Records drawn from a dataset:
··········
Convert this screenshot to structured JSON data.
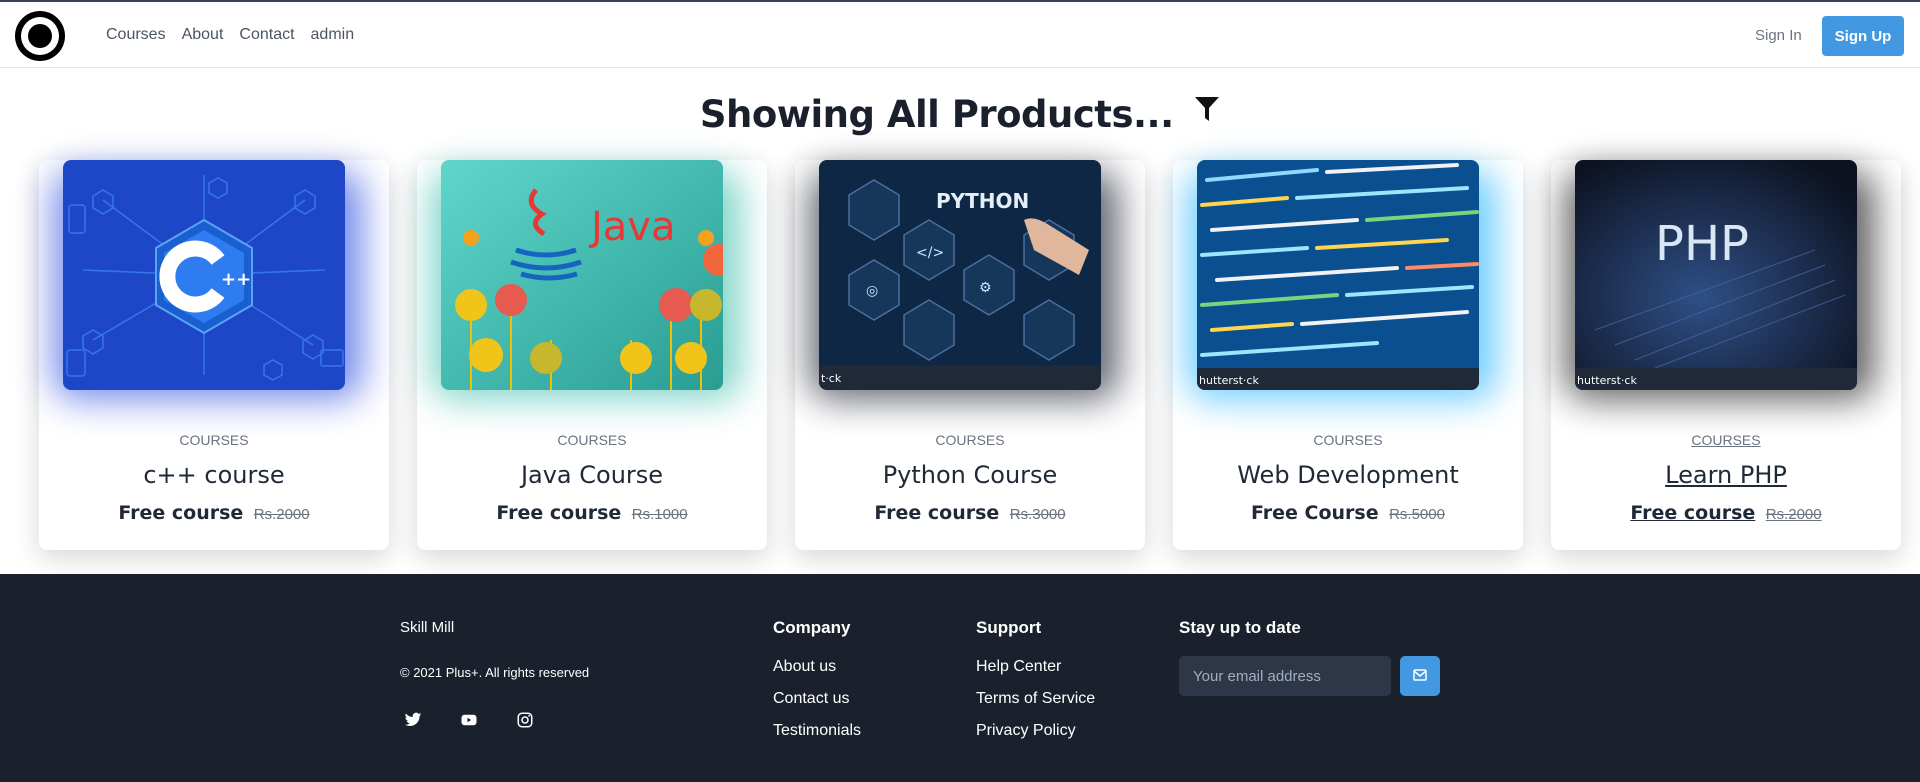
{
  "nav": {
    "links": [
      "Courses",
      "About",
      "Contact",
      "admin"
    ],
    "sign_in": "Sign In",
    "sign_up": "Sign Up"
  },
  "page": {
    "heading": "Showing All Products...",
    "filter_icon": "filter-icon"
  },
  "cards": [
    {
      "category": "COURSES",
      "title": "c++ course",
      "price_label": "Free course",
      "old_price": "Rs.2000",
      "image": "cpp-logo-image"
    },
    {
      "category": "COURSES",
      "title": "Java Course",
      "price_label": "Free course",
      "old_price": "Rs.1000",
      "image": "java-banner-image"
    },
    {
      "category": "COURSES",
      "title": "Python Course",
      "price_label": "Free course",
      "old_price": "Rs.3000",
      "image": "python-touchscreen-image",
      "image_caption": "PYTHON"
    },
    {
      "category": "COURSES",
      "title": "Web Development",
      "price_label": "Free Course",
      "old_price": "Rs.5000",
      "image": "code-screen-image"
    },
    {
      "category": "COURSES",
      "title": "Learn PHP",
      "price_label": "Free course",
      "old_price": "Rs.2000",
      "image": "php-laptop-image",
      "image_caption": "PHP"
    }
  ],
  "footer": {
    "brand": "Skill Mill",
    "copyright": "© 2021 Plus+. All rights reserved",
    "social_icons": [
      "twitter-icon",
      "youtube-icon",
      "instagram-icon"
    ],
    "company": {
      "heading": "Company",
      "links": [
        "About us",
        "Contact us",
        "Testimonials"
      ]
    },
    "support": {
      "heading": "Support",
      "links": [
        "Help Center",
        "Terms of Service",
        "Privacy Policy"
      ]
    },
    "newsletter": {
      "heading": "Stay up to date",
      "placeholder": "Your email address",
      "send_icon": "mail-send-icon"
    }
  },
  "colors": {
    "accent": "#4299e1",
    "footer_bg": "#1a202c",
    "input_bg": "#2d3748"
  }
}
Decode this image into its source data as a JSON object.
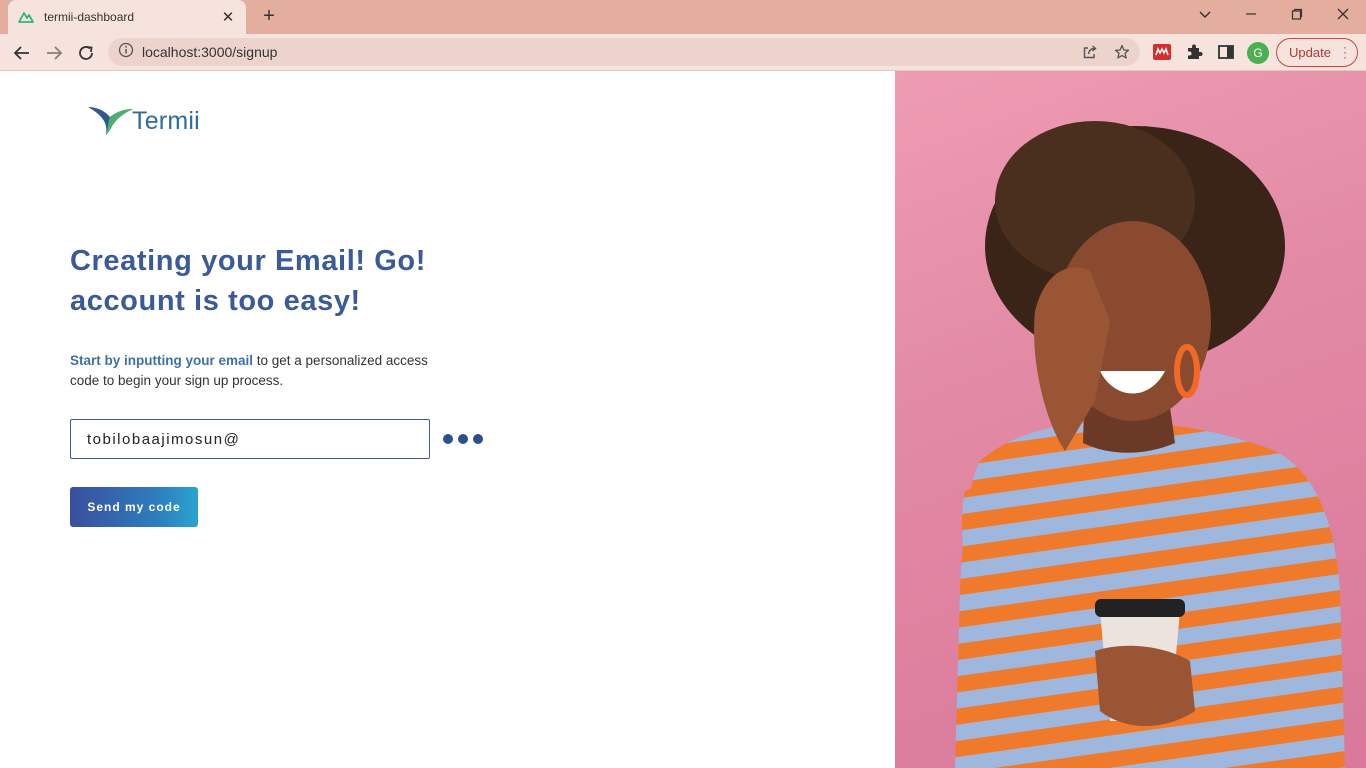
{
  "browser": {
    "tab_title": "termii-dashboard",
    "url": "localhost:3000/signup",
    "profile_initial": "G",
    "update_label": "Update"
  },
  "brand": {
    "name": "Termii"
  },
  "signup": {
    "heading": "Creating your Email! Go! account is too easy!",
    "subtext_highlight": "Start by inputting your email",
    "subtext_rest": " to get a personalized access code to begin your sign up process.",
    "email_value": "tobilobaajimosun@",
    "send_button_label": "Send my code"
  },
  "colors": {
    "accent": "#3a5a9a",
    "tabbar": "#e4ae9f",
    "photo_bg": "#e28aa5"
  }
}
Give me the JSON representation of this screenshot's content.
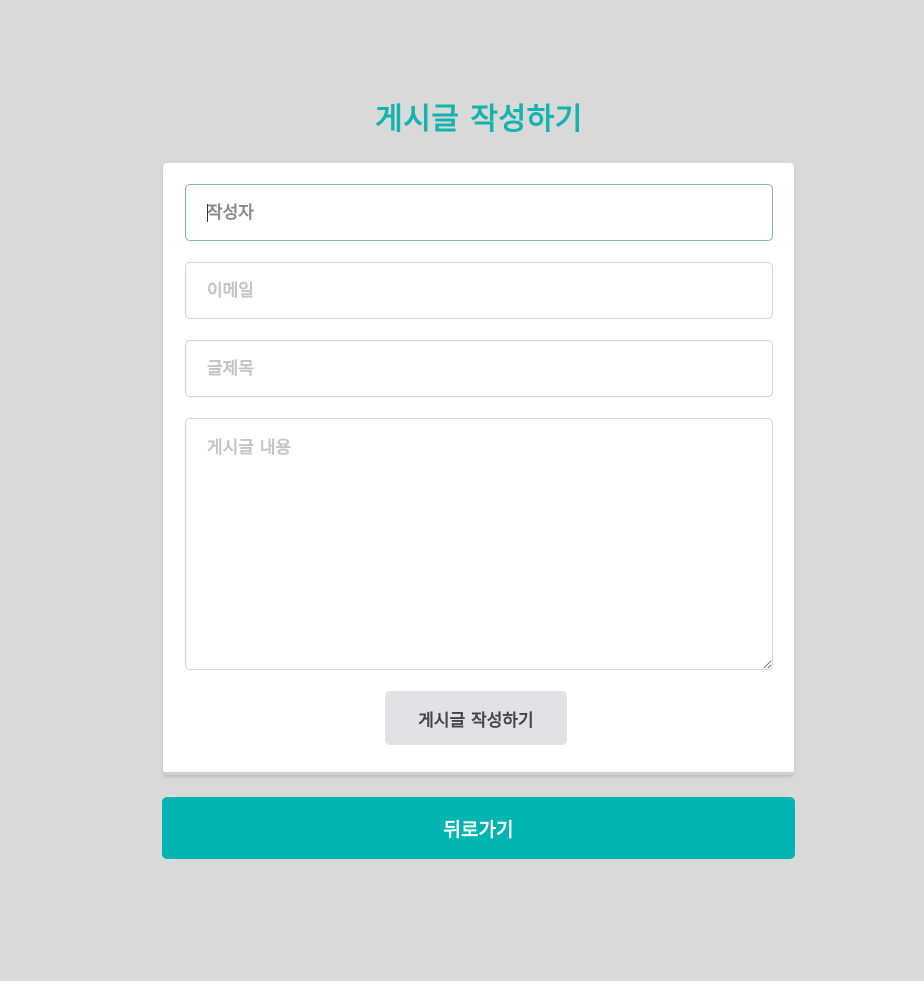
{
  "page": {
    "title": "게시글 작성하기"
  },
  "form": {
    "author": {
      "placeholder": "작성자",
      "value": ""
    },
    "email": {
      "placeholder": "이메일",
      "value": ""
    },
    "subject": {
      "placeholder": "글제목",
      "value": ""
    },
    "content": {
      "placeholder": "게시글 내용",
      "value": ""
    },
    "submit_label": "게시글 작성하기"
  },
  "actions": {
    "back_label": "뒤로가기"
  },
  "colors": {
    "accent": "#00b5af",
    "title": "#14b3ad",
    "background": "#d9d9d9",
    "submit_bg": "#e1e2e6"
  }
}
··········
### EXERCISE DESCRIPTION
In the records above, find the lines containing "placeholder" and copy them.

### RESPONSE FOR THIS EXERCISE
      "placeholder": "Your email address",
      "placeholder": "작성자",
      "placeholder": "이메일",
      "placeholder": "글제목",
      "placeholder": "게시글 내용",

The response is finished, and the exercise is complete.